Task details -
Look through the records and copy each line with the string "this" in it.

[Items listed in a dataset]

=====

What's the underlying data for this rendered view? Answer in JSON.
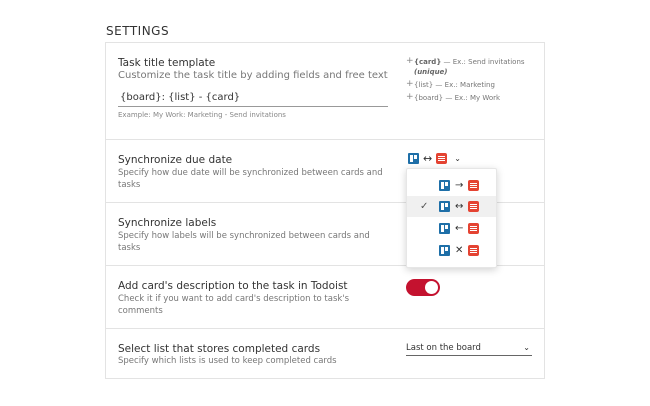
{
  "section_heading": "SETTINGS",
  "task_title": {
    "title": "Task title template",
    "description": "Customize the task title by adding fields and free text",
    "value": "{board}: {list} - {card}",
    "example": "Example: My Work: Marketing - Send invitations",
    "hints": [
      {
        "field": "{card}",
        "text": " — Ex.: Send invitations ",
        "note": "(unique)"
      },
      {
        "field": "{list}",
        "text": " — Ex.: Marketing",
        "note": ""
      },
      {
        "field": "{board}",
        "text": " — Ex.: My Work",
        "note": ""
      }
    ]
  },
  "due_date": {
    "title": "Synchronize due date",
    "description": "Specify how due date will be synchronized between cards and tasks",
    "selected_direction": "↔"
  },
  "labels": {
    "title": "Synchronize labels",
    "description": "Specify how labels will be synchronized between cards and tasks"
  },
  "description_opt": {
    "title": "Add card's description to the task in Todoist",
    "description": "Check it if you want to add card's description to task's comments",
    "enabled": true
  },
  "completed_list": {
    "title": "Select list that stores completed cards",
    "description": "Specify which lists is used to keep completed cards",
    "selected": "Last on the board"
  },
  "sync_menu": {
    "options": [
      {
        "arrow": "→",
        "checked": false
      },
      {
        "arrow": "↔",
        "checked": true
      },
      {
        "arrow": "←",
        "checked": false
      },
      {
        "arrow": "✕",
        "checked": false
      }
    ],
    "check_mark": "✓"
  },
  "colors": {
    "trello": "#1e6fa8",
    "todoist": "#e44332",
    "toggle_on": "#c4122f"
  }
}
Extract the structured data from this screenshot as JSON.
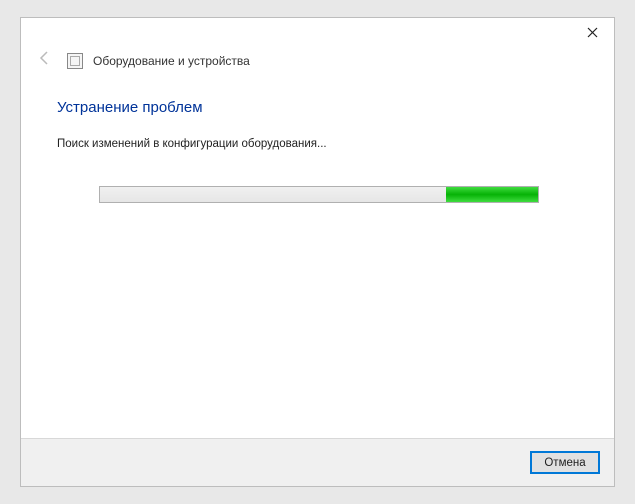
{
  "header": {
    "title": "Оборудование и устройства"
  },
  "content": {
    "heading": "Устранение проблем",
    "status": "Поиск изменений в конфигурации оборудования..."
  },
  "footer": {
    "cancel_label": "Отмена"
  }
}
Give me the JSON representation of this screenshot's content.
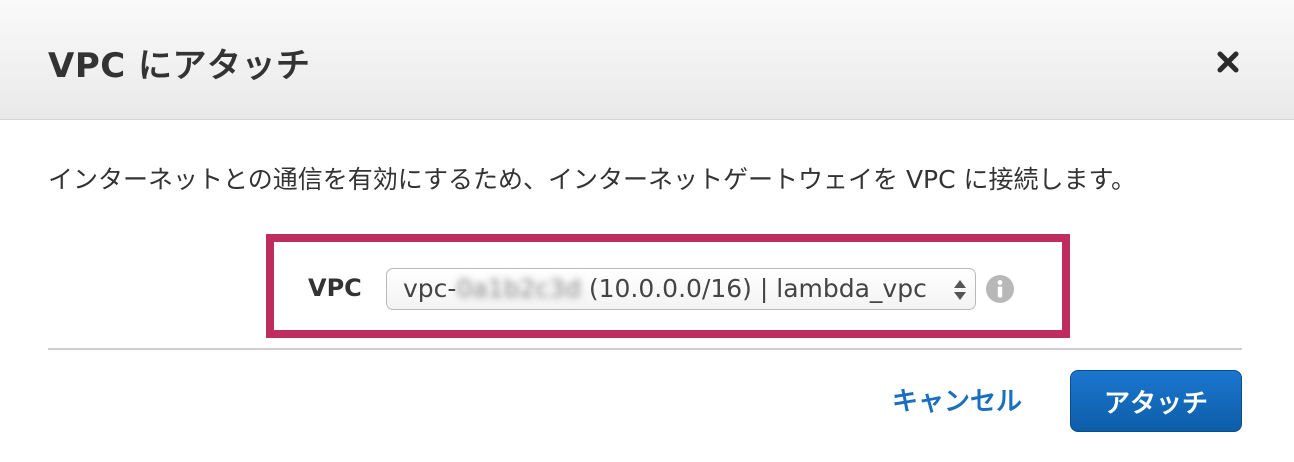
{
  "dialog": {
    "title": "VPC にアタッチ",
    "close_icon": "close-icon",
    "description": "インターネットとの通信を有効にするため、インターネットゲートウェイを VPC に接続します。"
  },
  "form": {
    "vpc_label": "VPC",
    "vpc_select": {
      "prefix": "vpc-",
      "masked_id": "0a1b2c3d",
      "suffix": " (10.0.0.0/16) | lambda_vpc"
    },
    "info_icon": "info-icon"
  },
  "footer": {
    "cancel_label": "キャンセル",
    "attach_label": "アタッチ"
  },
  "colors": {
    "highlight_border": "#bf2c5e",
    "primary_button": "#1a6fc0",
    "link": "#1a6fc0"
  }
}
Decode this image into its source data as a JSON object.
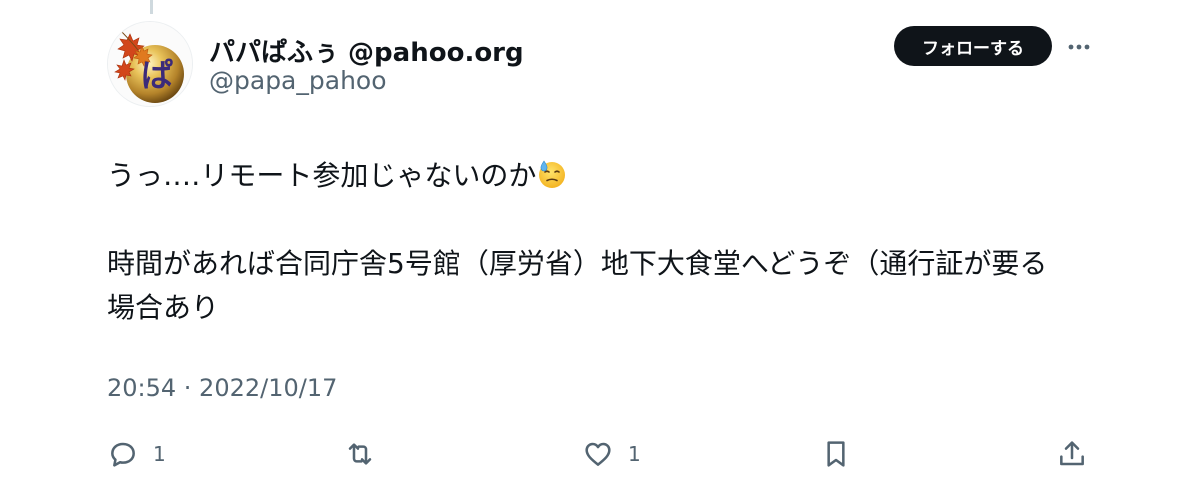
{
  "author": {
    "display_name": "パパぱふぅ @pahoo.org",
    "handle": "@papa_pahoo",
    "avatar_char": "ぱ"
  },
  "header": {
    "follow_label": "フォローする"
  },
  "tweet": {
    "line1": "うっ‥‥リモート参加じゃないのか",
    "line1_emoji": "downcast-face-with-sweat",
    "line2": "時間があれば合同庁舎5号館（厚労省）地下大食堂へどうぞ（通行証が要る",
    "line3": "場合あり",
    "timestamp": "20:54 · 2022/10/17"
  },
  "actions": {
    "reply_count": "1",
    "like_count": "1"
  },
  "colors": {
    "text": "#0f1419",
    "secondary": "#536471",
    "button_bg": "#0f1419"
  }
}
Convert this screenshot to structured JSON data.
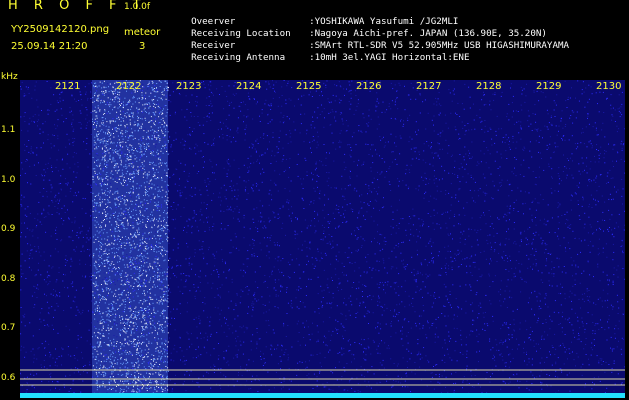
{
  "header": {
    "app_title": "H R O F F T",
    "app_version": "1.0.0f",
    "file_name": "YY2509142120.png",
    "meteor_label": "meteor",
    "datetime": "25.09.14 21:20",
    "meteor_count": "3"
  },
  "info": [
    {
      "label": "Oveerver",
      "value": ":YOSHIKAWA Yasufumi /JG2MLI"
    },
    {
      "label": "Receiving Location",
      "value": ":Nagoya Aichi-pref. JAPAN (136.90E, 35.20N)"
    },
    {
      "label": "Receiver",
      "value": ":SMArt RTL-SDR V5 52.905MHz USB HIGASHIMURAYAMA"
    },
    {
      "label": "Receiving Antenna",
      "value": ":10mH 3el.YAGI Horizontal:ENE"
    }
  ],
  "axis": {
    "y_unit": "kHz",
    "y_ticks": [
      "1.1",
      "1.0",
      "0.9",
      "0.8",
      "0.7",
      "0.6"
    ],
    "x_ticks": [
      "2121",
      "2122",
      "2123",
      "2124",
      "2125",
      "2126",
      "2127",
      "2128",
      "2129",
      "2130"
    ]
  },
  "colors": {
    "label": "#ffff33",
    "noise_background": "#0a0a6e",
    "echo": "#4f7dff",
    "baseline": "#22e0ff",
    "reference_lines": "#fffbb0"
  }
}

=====

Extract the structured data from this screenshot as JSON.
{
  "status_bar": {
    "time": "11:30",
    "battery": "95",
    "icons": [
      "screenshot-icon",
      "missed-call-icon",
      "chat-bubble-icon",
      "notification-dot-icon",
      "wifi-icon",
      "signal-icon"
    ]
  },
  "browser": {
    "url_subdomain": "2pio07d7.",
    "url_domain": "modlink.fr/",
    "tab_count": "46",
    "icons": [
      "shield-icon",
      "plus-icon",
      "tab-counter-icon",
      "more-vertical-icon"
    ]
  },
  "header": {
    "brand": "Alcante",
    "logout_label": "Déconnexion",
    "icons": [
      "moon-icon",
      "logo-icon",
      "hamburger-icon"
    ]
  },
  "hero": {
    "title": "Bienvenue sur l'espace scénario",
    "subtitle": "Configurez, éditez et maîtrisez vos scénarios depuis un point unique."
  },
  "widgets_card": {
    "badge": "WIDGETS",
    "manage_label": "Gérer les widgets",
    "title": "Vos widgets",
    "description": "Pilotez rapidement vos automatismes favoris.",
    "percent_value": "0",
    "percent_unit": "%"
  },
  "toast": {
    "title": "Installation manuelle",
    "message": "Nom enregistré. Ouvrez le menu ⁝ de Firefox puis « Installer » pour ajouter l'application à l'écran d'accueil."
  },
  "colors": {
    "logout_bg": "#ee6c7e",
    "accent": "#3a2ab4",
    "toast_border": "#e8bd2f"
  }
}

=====

Solution to the problem -
What's the underlying data for this rendered view? Answer in JSON.
Extract the structured data from this screenshot as JSON.
Give me the JSON representation of this screenshot's content.
Decode this image into its source data as a JSON object.
Convert this screenshot to structured JSON data.
Extract the structured data from this screenshot as JSON.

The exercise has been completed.